The DF&C drove a GMC Jimmy when we started hanging out together. Through pampering and frequent oil changes, she was able to nurse 350,000 miles out of the beast before it quit, but the experience was daunting. Even when new, the Jimmy shook, coughed and rattled, was rough shifting, had backbreaking seats and a problematic four wheel drive system. It was delivered from the factory in white over red mufti, but by the time it went away there was almost as much orange from rust.
The DF&C looked at new Jimmys, but they seemed to be little more than prettied up versions of her old truck. She ended up buying a Lexus RX300.
The Toyota-built Lexus is closing in on 200,000 miles. There is the occasional rattle now, but it runs and shifts as smoothly as the day the dealer delivered it along with a cut crystal vase full of long-stem roses. One of the fuel pumps quit at 140,000 miles, but it has otherwise been trouble free. The DF&C is given a loaner car whenever maintenance is scheduled, most recently a spanking new RX400 Hybrid.
Sooner or later – and the latter is more likely – the DF&C will need to replace her Lexus. Care to guess what she'll buy?
General Motors forgot how to build good cars while Toyota invented a whole new way of doing so.As well read as I am about the automotive industry, I still can't quite figure out Toyota's mojo, but whatever it is, the result is a killer combination of quality, reliability and technological leadership.
That RX400 hybrid is a great example of all three.
It is a thing of beauty from any angle (a secondary consideration to be sure) and my few minor complaints about the DF&C's older model -- not enough seat bolster, a flimsy glovebox door and a clunky rear hatch handle -- have been ironed out. The 4-liter gasoline engine-electric motor system operated flawlessly during the four days we had the RX400, switching to battery power at idle and low speeds, and returned terrific gas mileage.
The assembled-in-Canada RX400 has been on American roads for a year or so and every indication is that it will be just as reliable as its forebears.Then there's the menu interface in a binnancle at the center top the RX400's dashboard, which includes a sophisticated GPS system with memory, detailed schematics of what the hybrid system is doing, a rear camera that is activated when the driver shifts into reverse, and menus for audio, climate control, and so on.
At first, the interface seemed overwhelming and required taking my eyes off the road.

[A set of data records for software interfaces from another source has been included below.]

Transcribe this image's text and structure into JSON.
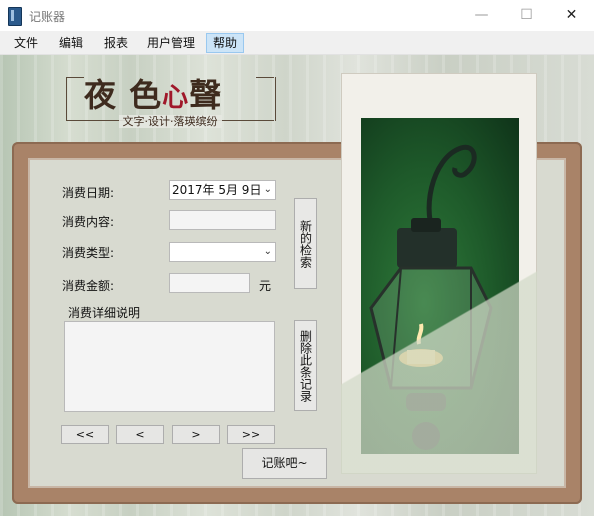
{
  "window": {
    "title": "记账器",
    "minimize_icon": "minimize-icon",
    "maximize_icon": "maximize-icon",
    "close_icon": "close-icon"
  },
  "menu": [
    "文件",
    "编辑",
    "报表",
    "用户管理",
    "帮助"
  ],
  "logo": {
    "char1": "夜",
    "char2": "色",
    "char3": "心",
    "char4": "聲",
    "subtitle": "文字·设计·落瑛缤纷"
  },
  "form": {
    "date_label": "消费日期:",
    "date_value": "2017年 5月 9日",
    "content_label": "消费内容:",
    "content_value": "",
    "type_label": "消费类型:",
    "type_value": "",
    "amount_label": "消费金额:",
    "amount_value": "",
    "amount_unit": "元",
    "detail_label": "消费详细说明",
    "detail_value": ""
  },
  "buttons": {
    "new_record": "新的检索",
    "delete_record": "删除此条记录",
    "first": "<<",
    "prev": "<",
    "next": ">",
    "last": ">>",
    "submit": "记账吧~"
  },
  "colors": {
    "frame": "#a98368",
    "menu_active": "#cce4f7",
    "logo_red": "#a0182a"
  }
}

But then a funny thing happened. As quickly as you can say "premium unleaded gasoline," which the RX400 unfortunately requires (the RX300 runs on regular unleaded), I got the hang of the system and was tooling along just fine while briefly taking one eye off of the road to change radio stations or glance at the GPS.
The technology in some high-end cars these days (notably the notorious BMW iDrive system) can be overwhelming, but this Lexus was engineered with the driver in mind, not despite the driver.
The 1976 Accord had just everything that the GM cars of that era didn’t.
It was attractive in a cute sort of way. It was larger on the inside than it appeared from the outside, not the other way around. It had a rear hatch that opened to a collapsible back seat, offering lots of storage space. It handled well, had some oomph and was economical, which was no small thing arriving as it did between the two 1970s oil crises. A practical friend who had owned GM cars forever bought a silver '76 Accord and was hooked. I drove it and was hooked, too.
GM’s response to the Accord and successive waves of hot selling offerings from Honda and later
The General’s fortunes briefly improved after Rick Wagoner took over in 1992 and GM's share price soared to a record $90. But beneath the gloss the same fundamental problems persisted, eating into the huge corporation like rust spreading through the underbody of an old Cadillac Coupe de Ville.
These problems included overcapacity – too many assembly plants and not enough orders -- and except for 1998, when there was a seven-week strike, sweetheart contracts with the United Auto Workers union.
But the biggest problem was that Wagoner’s GM was coasting along with that same tired product line as much of the rest of the automotive world was stealing a march on it with attractive and innovative products.
The question was not whether
Wagoner came up through GM’s financial division rather than manufacturing or sales, which may explain why he has been slow to recognize virtually every major automotive trend that has occurred on his watch.
These trends include minivans, smaller SUVs (Wagoner bought the Hummer brand just as the mega-SUV bubble was bursting) and an increased environmental awareness. GM has been ridiculously slow to embrace now popular gas-electric hybrid vehicles. It has no hybrids in showrooms today, while Toyota-Lexus has 12 models and soon will have 20.
GM has survived because it still makes a heck of a lot of cars -- and trucks. It just doesn’t make money. (Its ossified dealer network is in even worse shape than the mother ship, but that's another story.)At this point, it's not a matter of General Motors emerging from its long self-inflicted nightmare smaller and leaner. It's a matter of surviving.By the way, GM's share price closed at $30 and change yesterday.
As big a cheerleader as I am for Toyota-Lexus, every American should care about GM’s dire straits. Because GM is still so large and draws from so many suppliers, it’s aches and pains reverberate throughout the